MEASURING TYPE IA SUPERNOVA POPULATIONS of STRETCH and COLOR and PREDICTING DISTANCE BIASES

Published

Journal Article

© 2016. The American Astronomical Society. All rights reserved. Simulations of Type Ia supernovae (SNe Ia) surveys are a critical tool for correcting biases in the analysis of SNe Ia to infer cosmological parameters. Large-scale Monte Carlo simulations include a thorough treatment of observation history, measurement noise, intrinsic scatter models, and selection effects. In this Letter, we improve simulations with a robust technique to evaluate the underlying populations of SN Ia color and stretch that correlate with luminosity. In typical analyses, the standardized SN Ia brightness is determined from linear "Tripp" relations between the light curve color and luminosity and between stretch and luminosity. However, this solution produces Hubble residual biases because intrinsic scatter and measurement noise result in measured color and stretch values that do not follow the Tripp relation. We find a 10σ bias (up to 0.3 mag) in Hubble residuals versus color and 5σ bias (up to 0.2 mag) in Hubble residuals versus stretch in a joint sample of 920 spectroscopically confirmed SN Ia from PS1, SNLS, SDSS, and several low-z surveys. After we determine the underlying color and stretch distributions, we use simulations to predict and correct the biases in the data. We show that removing these biases has a small impact on the low-z sample, but reduces the intrinsic scatter σ int from 0.101 to 0.083 in the combined PS1, SNLS, and SDSS sample. Past estimates of the underlying populations were too broad, leading to a small bias in the equation of state of dark energy w of Δw = 0.005.

Full Text

Duke Authors

Cited Authors

  • Scolnic, D; Kessler, R

Published Date

  • May 10, 2016

Published In

Volume / Issue

  • 822 / 2

Electronic International Standard Serial Number (EISSN)
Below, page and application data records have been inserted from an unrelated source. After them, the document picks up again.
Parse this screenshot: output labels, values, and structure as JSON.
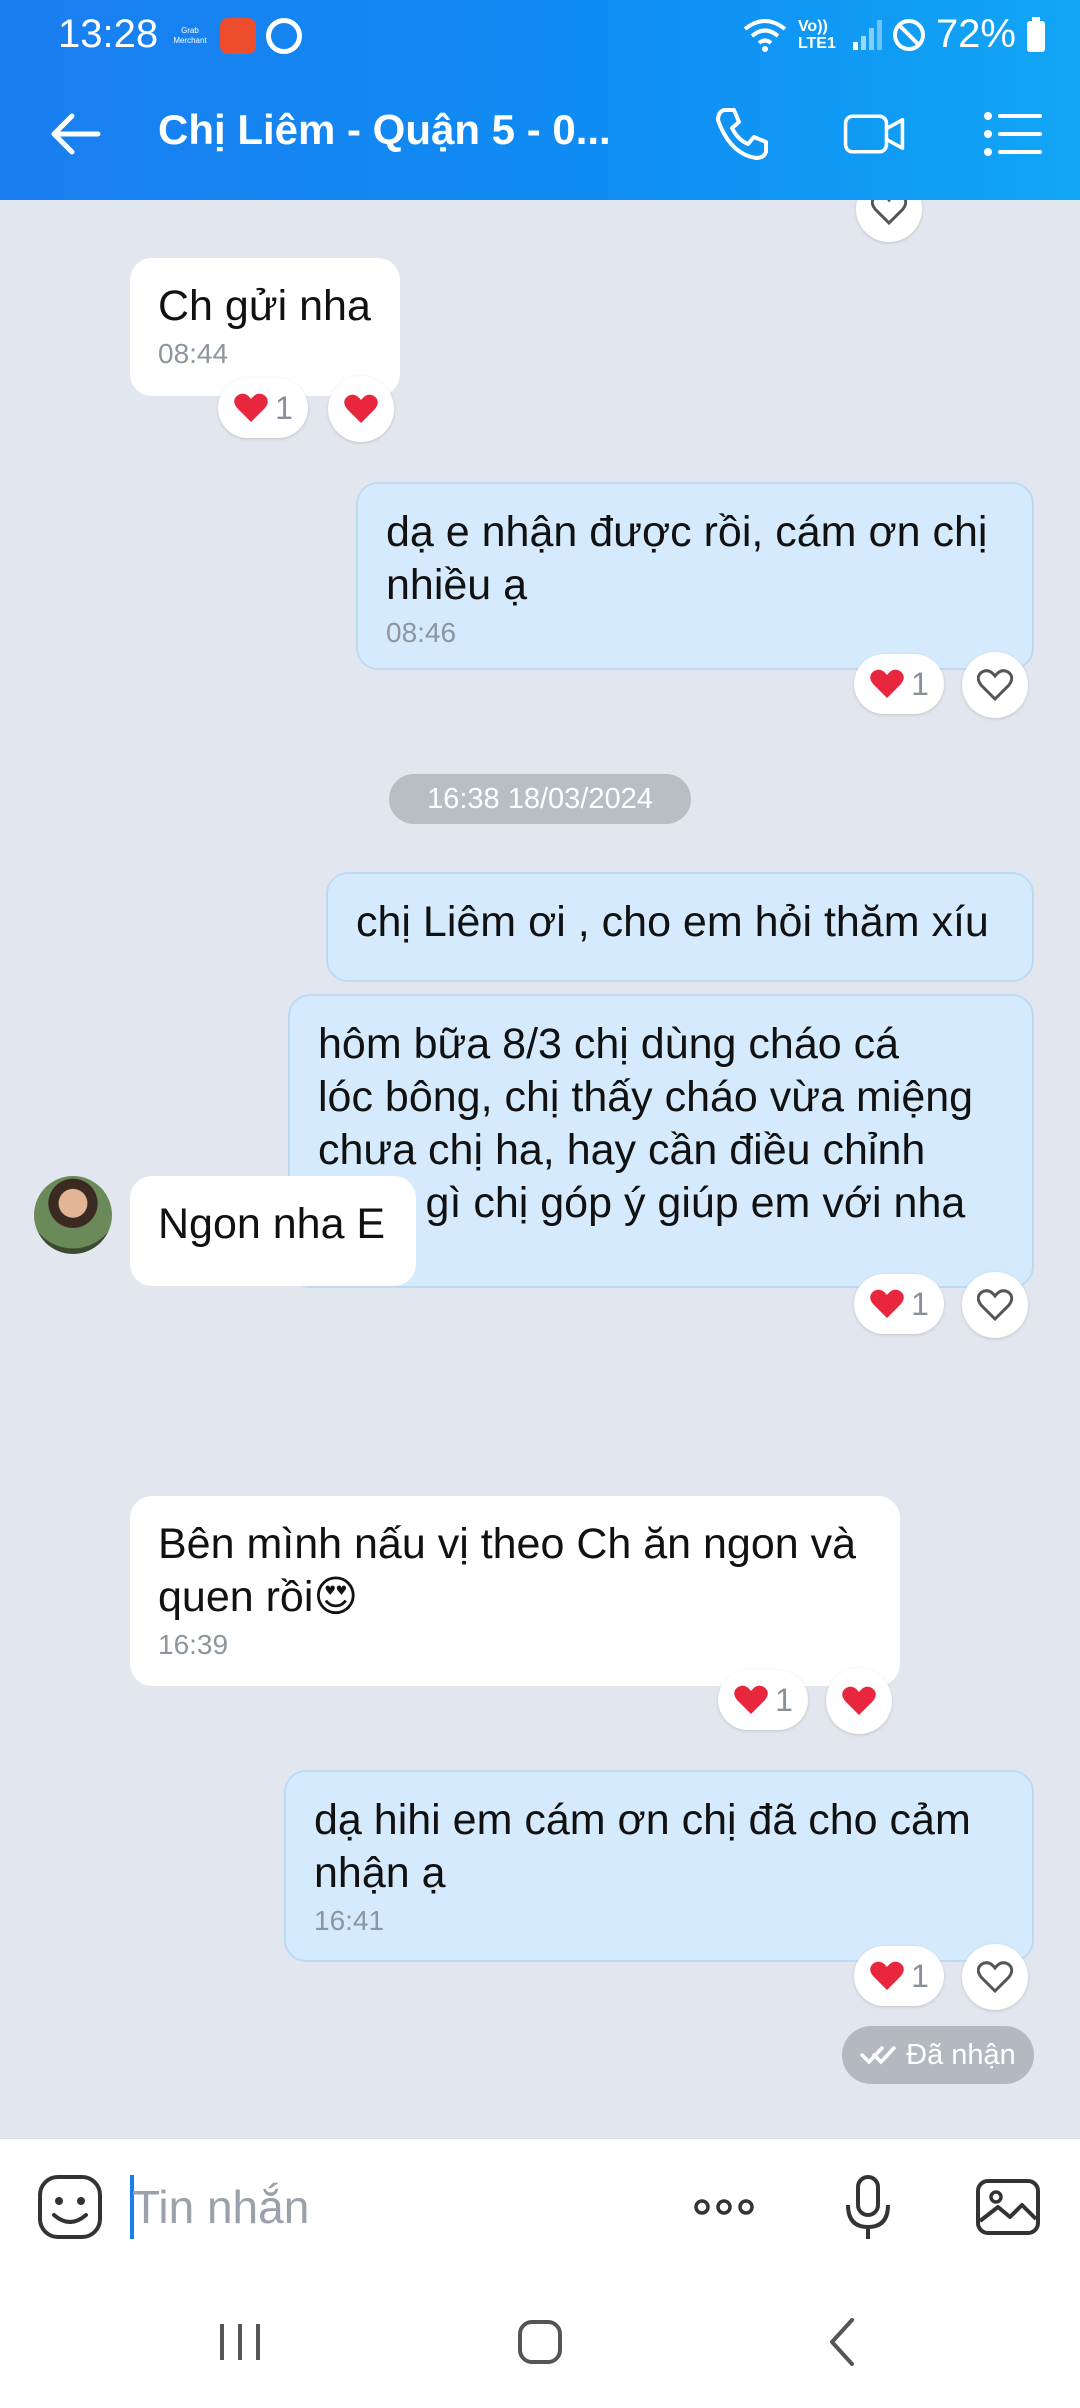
{
  "status_bar": {
    "time": "13:28",
    "app_badges": [
      "Grab Merchant",
      "Shopee Partner",
      "Zalo"
    ],
    "network": "Vo)) LTE1",
    "battery": "72%"
  },
  "header": {
    "title": "Chị Liêm - Quận 5 - 0...",
    "icons": [
      "back-arrow-icon",
      "phone-icon",
      "video-call-icon",
      "menu-list-icon"
    ]
  },
  "messages": [
    {
      "dir": "in",
      "text": "Ch gửi nha",
      "time": "08:44",
      "reaction_count": "1"
    },
    {
      "dir": "out",
      "text": "dạ e nhận được rồi, cám ơn chị\nnhiều ạ",
      "time": "08:46",
      "reaction_count": "1"
    },
    {
      "dir": "out",
      "text": "chị Liêm ơi , cho em hỏi thăm xíu",
      "time": "",
      "reaction_count": ""
    },
    {
      "dir": "out",
      "text": "hôm bữa 8/3 chị dùng cháo cá\nlóc bông, chị thấy cháo vừa miệng\nchưa chị ha, hay cần điều chỉnh\nthêm gì chị góp ý giúp em với nha",
      "time": "16:38",
      "reaction_count": "1"
    },
    {
      "dir": "in",
      "text": "Ngon nha E",
      "time": "",
      "reaction_count": ""
    },
    {
      "dir": "in",
      "text": "Bên mình nấu vị theo Ch ăn ngon và\nquen rồi😍",
      "time": "16:39",
      "reaction_count": "1"
    },
    {
      "dir": "out",
      "text": "dạ hihi em cám ơn chị đã cho cảm\nnhận ạ",
      "time": "16:41",
      "reaction_count": "1"
    }
  ],
  "date_separator": "16:38 18/03/2024",
  "delivery_status": "Đã nhận",
  "input": {
    "placeholder": "Tin nhắn",
    "icons": [
      "sticker-icon",
      "more-icon",
      "microphone-icon",
      "image-icon"
    ]
  },
  "nav": {
    "icons": [
      "recent-apps-icon",
      "home-icon",
      "back-icon"
    ]
  },
  "colors": {
    "header_start": "#1a7ef0",
    "header_end": "#11a6f5",
    "chat_bg": "#e2e6ee",
    "outgoing_bubble": "#d5ebfd",
    "incoming_bubble": "#ffffff",
    "heart": "#e8263d"
  }
}
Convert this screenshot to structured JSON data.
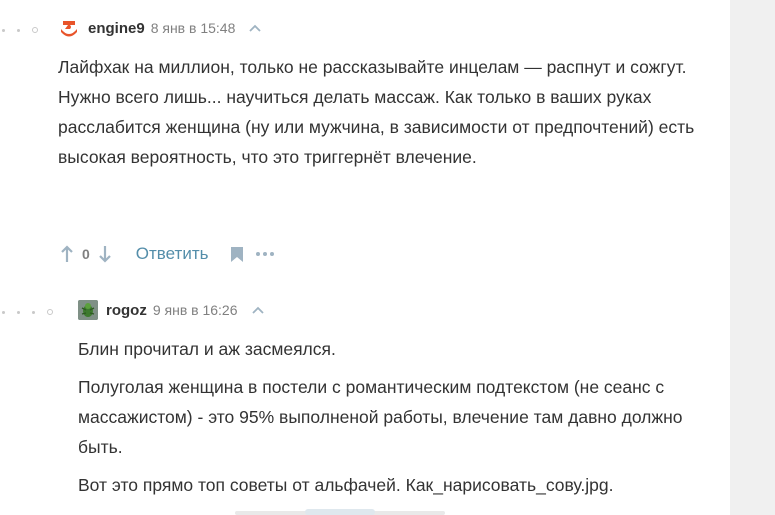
{
  "comments": [
    {
      "user": "engine9",
      "date": "8 янв в 15:48",
      "paragraphs": [
        "Лайфхак на миллион, только не рассказывайте инцелам — распнут и сожгут. Нужно всего лишь... научиться делать массаж. Как только в ваших руках расслабится женщина (ну или мужчина, в зависимости от предпочтений) есть высокая вероятность, что это триггернёт влечение."
      ],
      "votes": "0",
      "reply_label": "Ответить"
    },
    {
      "user": "rogoz",
      "date": "9 янв в 16:26",
      "paragraphs": [
        "Блин прочитал и аж засмеялся.",
        "Полуголая женщина в постели с романтическим подтекстом (не сеанс с массажистом) - это 95% выполненой работы, влечение там давно должно быть.",
        "Вот это прямо топ советы от альфачей. Как_нарисовать_сову.jpg."
      ]
    }
  ],
  "colors": {
    "link": "#548eaa",
    "muted": "#808080",
    "engine9_avatar": "#e8542a"
  }
}
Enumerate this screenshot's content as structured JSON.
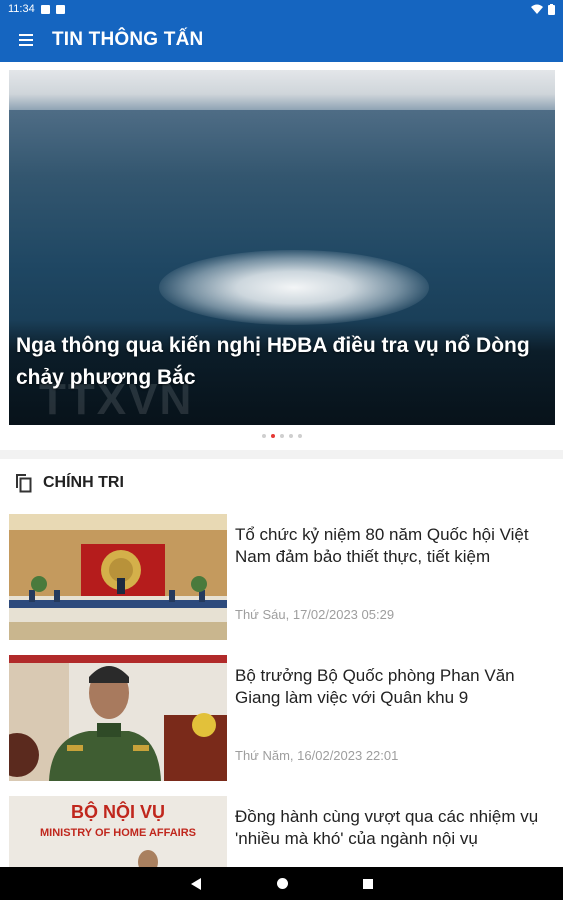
{
  "status_bar": {
    "time": "11:34"
  },
  "app_bar": {
    "title": "TIN THÔNG TẤN",
    "menu_icon": "hamburger-menu-icon"
  },
  "hero": {
    "title": "Nga thông qua kiến nghị HĐBA điều tra vụ nổ Dòng chảy phương Bắc",
    "watermark": "TTXVN",
    "slide_count": 5,
    "active_slide": 2
  },
  "section": {
    "title": "CHÍNH TRI",
    "icon": "copy-icon"
  },
  "articles": [
    {
      "title": "Tổ chức kỷ niệm 80 năm Quốc hội Việt Nam đảm bảo thiết thực, tiết kiệm",
      "date": "Thứ Sáu, 17/02/2023 05:29"
    },
    {
      "title": "Bộ trưởng Bộ Quốc phòng Phan Văn Giang làm việc với Quân khu 9",
      "date": "Thứ Năm, 16/02/2023 22:01"
    },
    {
      "title": "Đồng hành cùng vượt qua các nhiệm vụ 'nhiều mà khó' của ngành nội vụ",
      "date": "",
      "thumb_text_1": "BỘ NỘI VỤ",
      "thumb_text_2": "MINISTRY OF HOME AFFAIRS"
    }
  ],
  "colors": {
    "primary": "#1565c0",
    "active_dot": "#e53935"
  }
}
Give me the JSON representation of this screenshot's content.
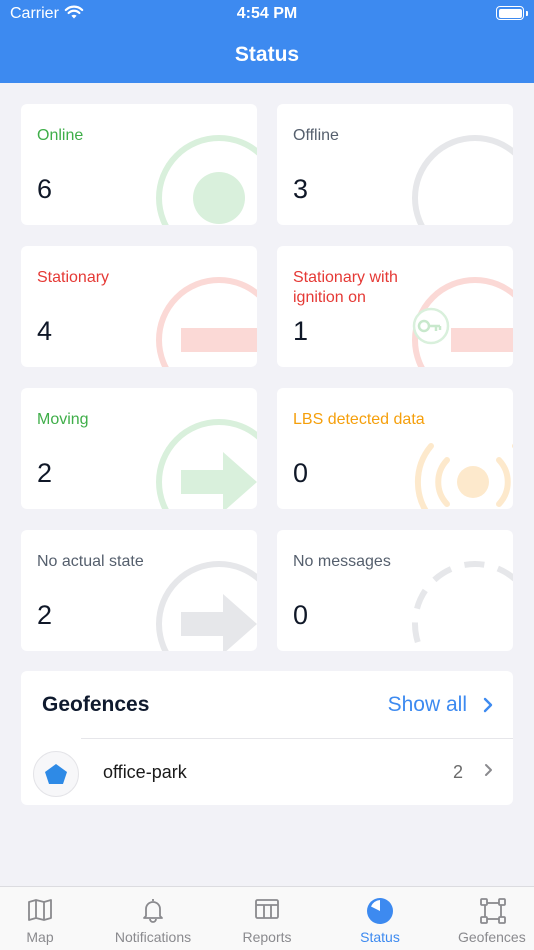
{
  "status_bar": {
    "carrier": "Carrier",
    "time": "4:54 PM"
  },
  "header": {
    "title": "Status"
  },
  "cards": [
    {
      "label": "Online",
      "count": "6",
      "color": "#3fae49"
    },
    {
      "label": "Offline",
      "count": "3",
      "color": "#555f6d"
    },
    {
      "label": "Stationary",
      "count": "4",
      "color": "#e53935"
    },
    {
      "label": "Stationary with ignition on",
      "count": "1",
      "color": "#e53935"
    },
    {
      "label": "Moving",
      "count": "2",
      "color": "#3fae49"
    },
    {
      "label": "LBS detected data",
      "count": "0",
      "color": "#f59f0b"
    },
    {
      "label": "No actual state",
      "count": "2",
      "color": "#555f6d"
    },
    {
      "label": "No messages",
      "count": "0",
      "color": "#555f6d"
    }
  ],
  "geofences": {
    "title": "Geofences",
    "show_all": "Show all",
    "items": [
      {
        "name": "office-park",
        "count": "2",
        "icon": "pentagon-icon"
      }
    ]
  },
  "tabbar": {
    "tabs": [
      {
        "label": "Map",
        "icon": "map-icon"
      },
      {
        "label": "Notifications",
        "icon": "bell-icon"
      },
      {
        "label": "Reports",
        "icon": "table-icon"
      },
      {
        "label": "Status",
        "icon": "pie-chart-icon",
        "active": true
      },
      {
        "label": "Geofences",
        "icon": "geofence-icon"
      }
    ]
  },
  "colors": {
    "accent": "#3d8af0",
    "online": "#3fae49",
    "stationary": "#e53935",
    "lbs": "#f59f0b"
  }
}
  • 2041-8213

International Standard Serial Number (ISSN)

  • 2041-8205

Digital Object Identifier (DOI)

  • 10.3847/2041-8205/822/2/L35

Citation Source

  • Scopus